- [What you are asked to do]:
For the listing below, show each line that includes the string "JSON".

** Data records follows **

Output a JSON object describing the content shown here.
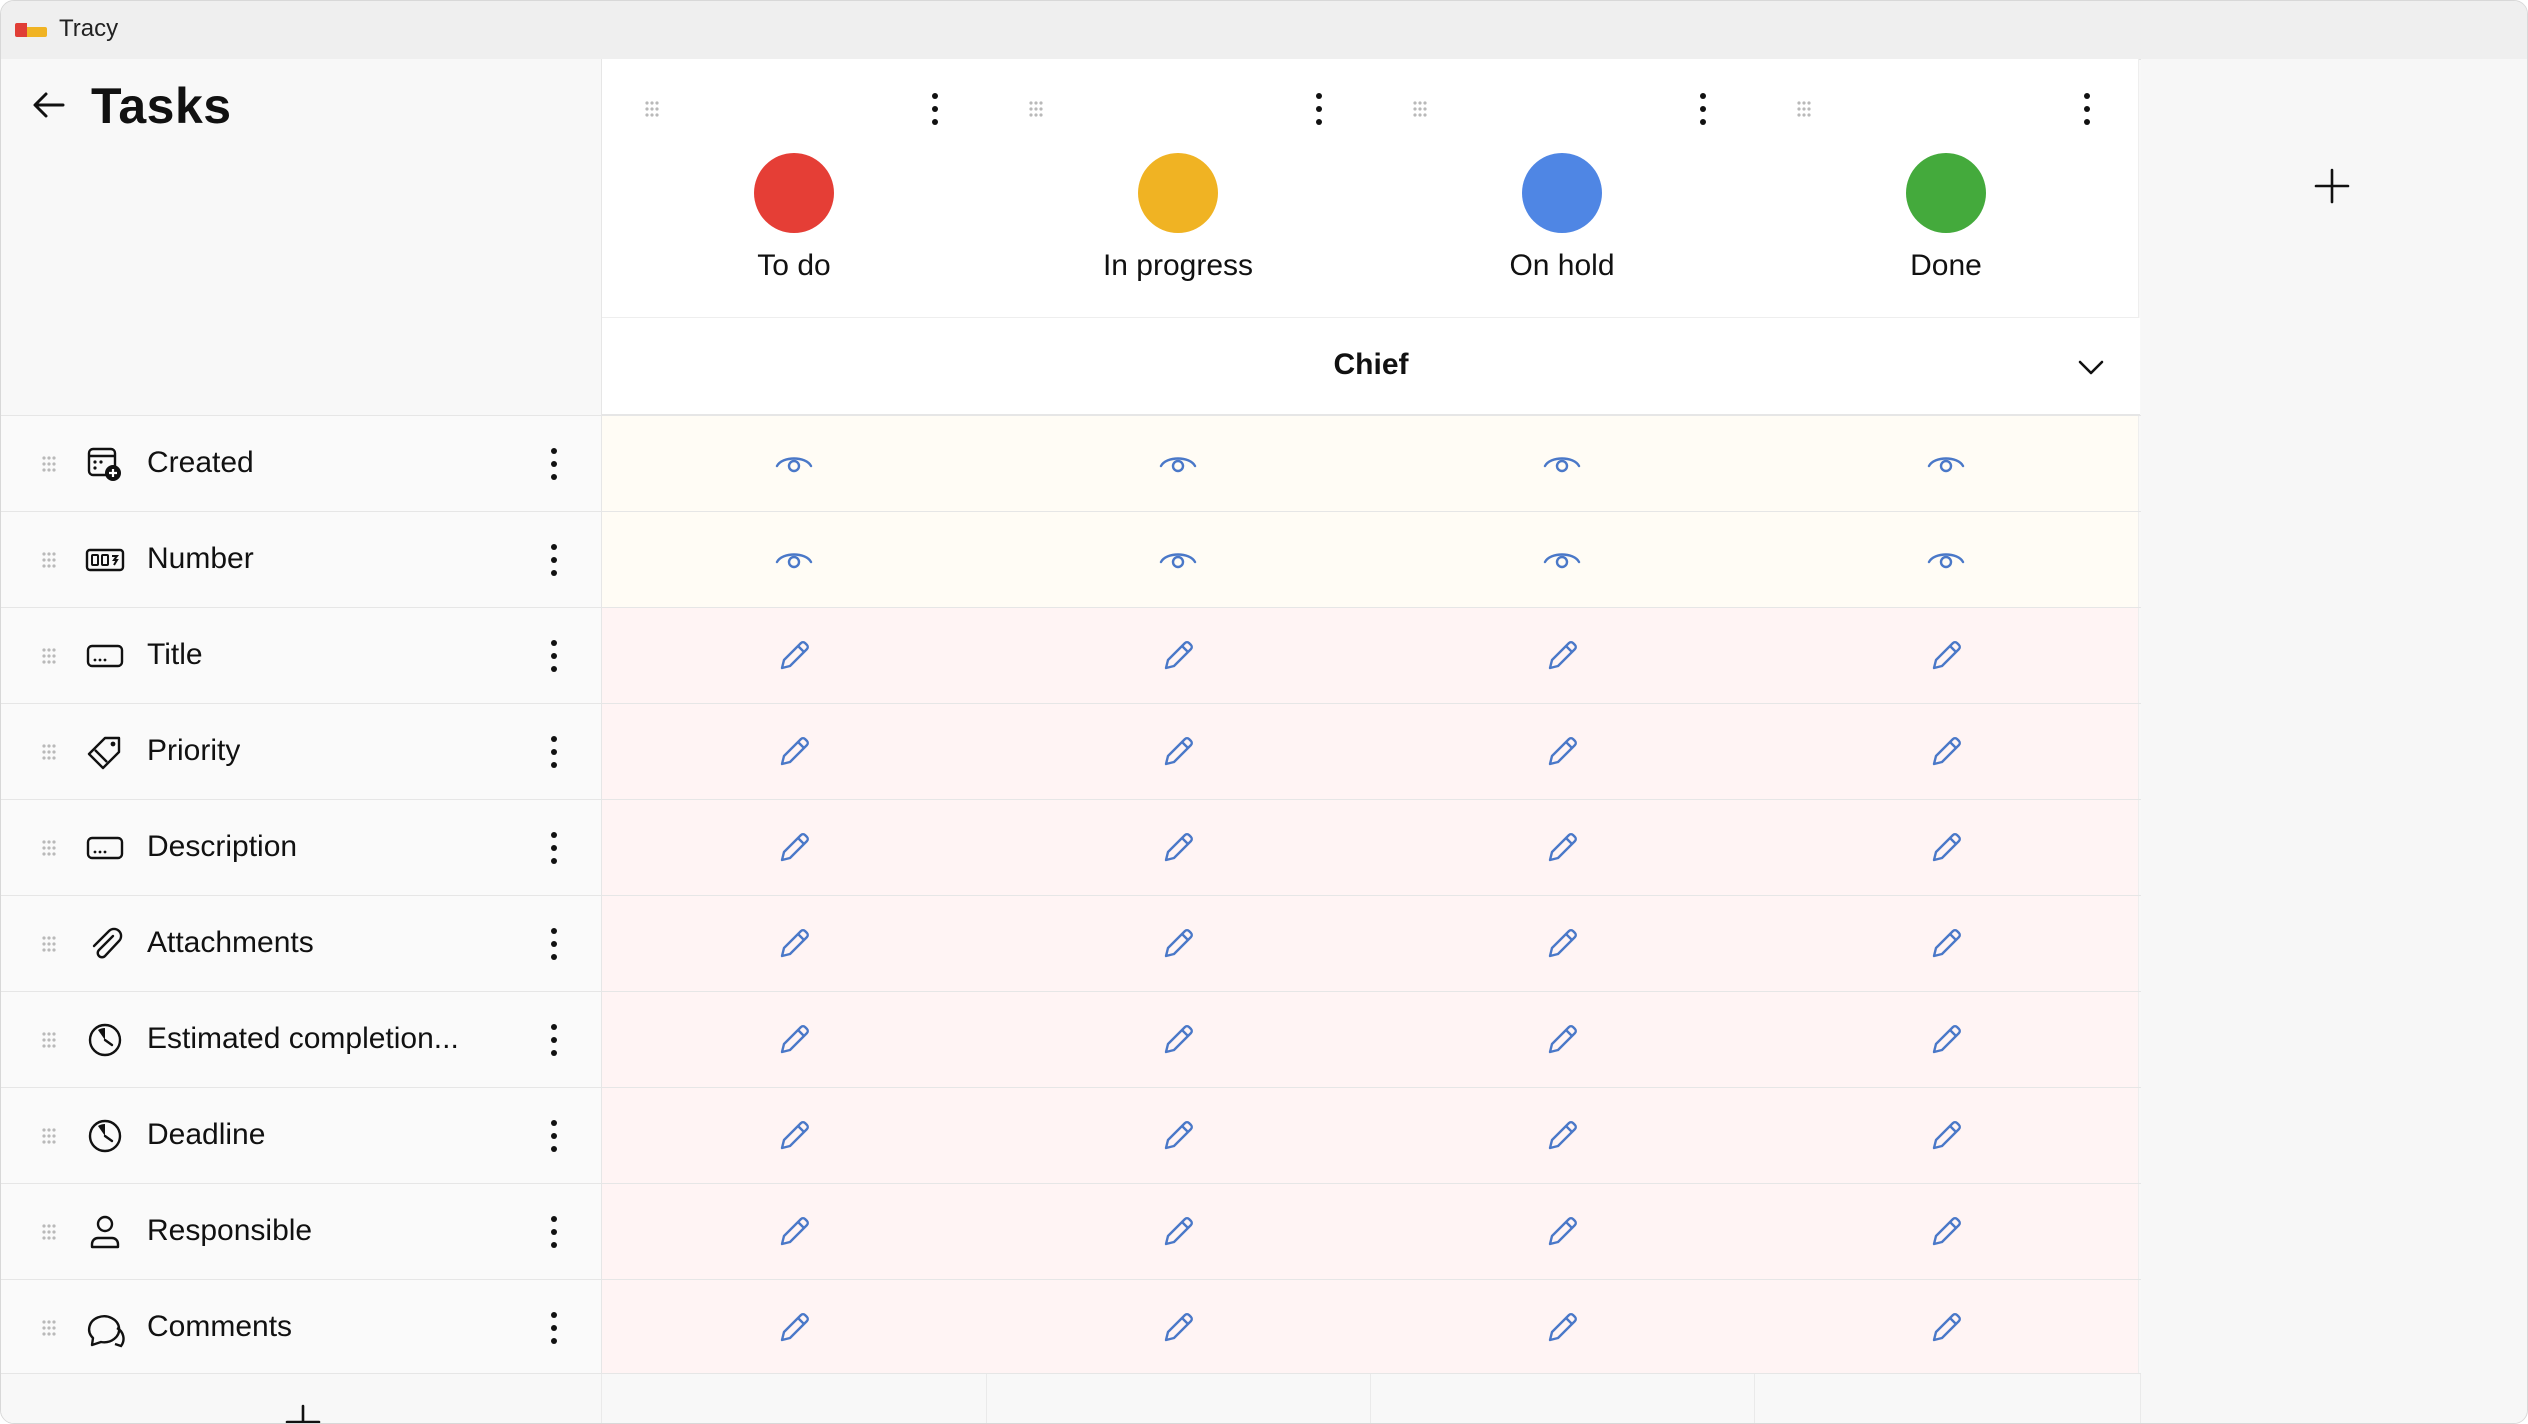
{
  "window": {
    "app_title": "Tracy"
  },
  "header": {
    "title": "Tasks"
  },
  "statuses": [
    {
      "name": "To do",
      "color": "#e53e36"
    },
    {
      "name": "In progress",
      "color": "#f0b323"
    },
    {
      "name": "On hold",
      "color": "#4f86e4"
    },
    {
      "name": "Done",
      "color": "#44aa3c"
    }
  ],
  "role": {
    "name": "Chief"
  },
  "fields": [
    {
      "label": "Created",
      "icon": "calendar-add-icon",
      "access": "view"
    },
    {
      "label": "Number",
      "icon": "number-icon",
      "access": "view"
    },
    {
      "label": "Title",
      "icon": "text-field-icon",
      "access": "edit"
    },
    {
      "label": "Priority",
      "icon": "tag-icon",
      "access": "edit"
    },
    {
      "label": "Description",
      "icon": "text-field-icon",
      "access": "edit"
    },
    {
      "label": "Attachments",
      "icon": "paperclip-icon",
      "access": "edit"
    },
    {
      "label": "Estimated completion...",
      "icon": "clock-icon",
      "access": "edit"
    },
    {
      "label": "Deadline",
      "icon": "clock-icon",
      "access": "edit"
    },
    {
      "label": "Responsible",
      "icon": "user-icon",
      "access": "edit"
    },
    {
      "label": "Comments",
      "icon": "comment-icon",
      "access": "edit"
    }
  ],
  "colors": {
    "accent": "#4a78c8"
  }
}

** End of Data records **
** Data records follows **

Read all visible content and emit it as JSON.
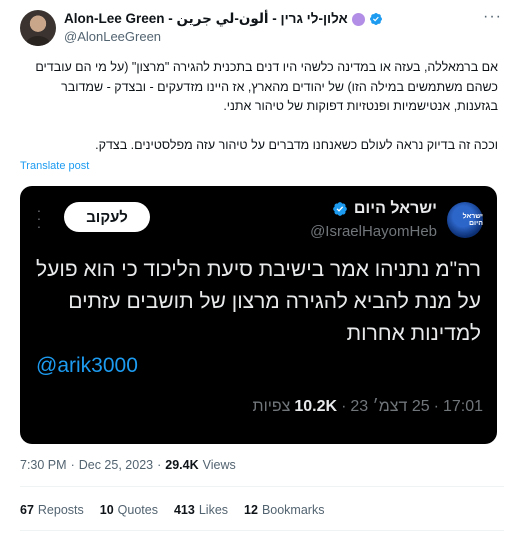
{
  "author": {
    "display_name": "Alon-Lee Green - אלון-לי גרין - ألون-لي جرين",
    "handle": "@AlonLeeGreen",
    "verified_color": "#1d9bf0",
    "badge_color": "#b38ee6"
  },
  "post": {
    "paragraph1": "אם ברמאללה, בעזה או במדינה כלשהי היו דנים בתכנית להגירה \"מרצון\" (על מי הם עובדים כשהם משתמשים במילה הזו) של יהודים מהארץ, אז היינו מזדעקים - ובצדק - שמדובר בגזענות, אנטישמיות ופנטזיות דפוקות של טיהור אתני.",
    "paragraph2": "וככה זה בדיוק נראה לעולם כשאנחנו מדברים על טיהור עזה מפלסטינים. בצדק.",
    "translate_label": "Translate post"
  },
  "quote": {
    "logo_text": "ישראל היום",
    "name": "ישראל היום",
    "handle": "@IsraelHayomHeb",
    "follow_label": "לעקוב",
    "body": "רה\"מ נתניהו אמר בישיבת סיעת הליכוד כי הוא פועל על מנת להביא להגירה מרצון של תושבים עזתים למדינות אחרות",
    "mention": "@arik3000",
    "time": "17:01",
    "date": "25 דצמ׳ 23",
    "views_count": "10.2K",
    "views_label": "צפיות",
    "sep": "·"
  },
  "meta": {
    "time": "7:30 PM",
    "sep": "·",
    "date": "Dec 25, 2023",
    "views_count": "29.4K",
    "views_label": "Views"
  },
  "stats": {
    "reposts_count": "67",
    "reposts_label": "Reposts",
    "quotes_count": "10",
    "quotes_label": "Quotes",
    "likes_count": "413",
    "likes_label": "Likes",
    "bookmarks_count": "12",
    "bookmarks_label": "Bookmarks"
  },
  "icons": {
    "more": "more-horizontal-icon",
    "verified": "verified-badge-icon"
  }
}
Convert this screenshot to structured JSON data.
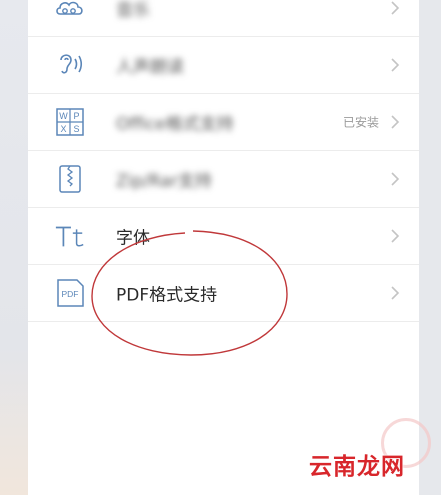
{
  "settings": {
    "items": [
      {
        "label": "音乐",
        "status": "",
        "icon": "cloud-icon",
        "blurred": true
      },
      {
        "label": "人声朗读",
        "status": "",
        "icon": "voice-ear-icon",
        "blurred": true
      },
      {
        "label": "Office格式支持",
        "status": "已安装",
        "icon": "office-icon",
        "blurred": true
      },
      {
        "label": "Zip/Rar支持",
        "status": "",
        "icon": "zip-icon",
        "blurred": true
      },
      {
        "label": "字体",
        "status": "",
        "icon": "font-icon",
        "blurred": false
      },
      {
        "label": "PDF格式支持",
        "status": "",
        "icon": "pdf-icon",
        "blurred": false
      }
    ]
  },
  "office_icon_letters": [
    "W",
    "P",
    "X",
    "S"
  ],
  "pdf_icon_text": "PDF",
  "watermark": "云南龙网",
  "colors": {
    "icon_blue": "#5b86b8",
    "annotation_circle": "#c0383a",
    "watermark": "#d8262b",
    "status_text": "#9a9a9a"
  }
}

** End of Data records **

- [Output for this task]:
Output a JSON object describing the content shown here.
Read all visible content and emit it as JSON.
Convert this screenshot to structured JSON data.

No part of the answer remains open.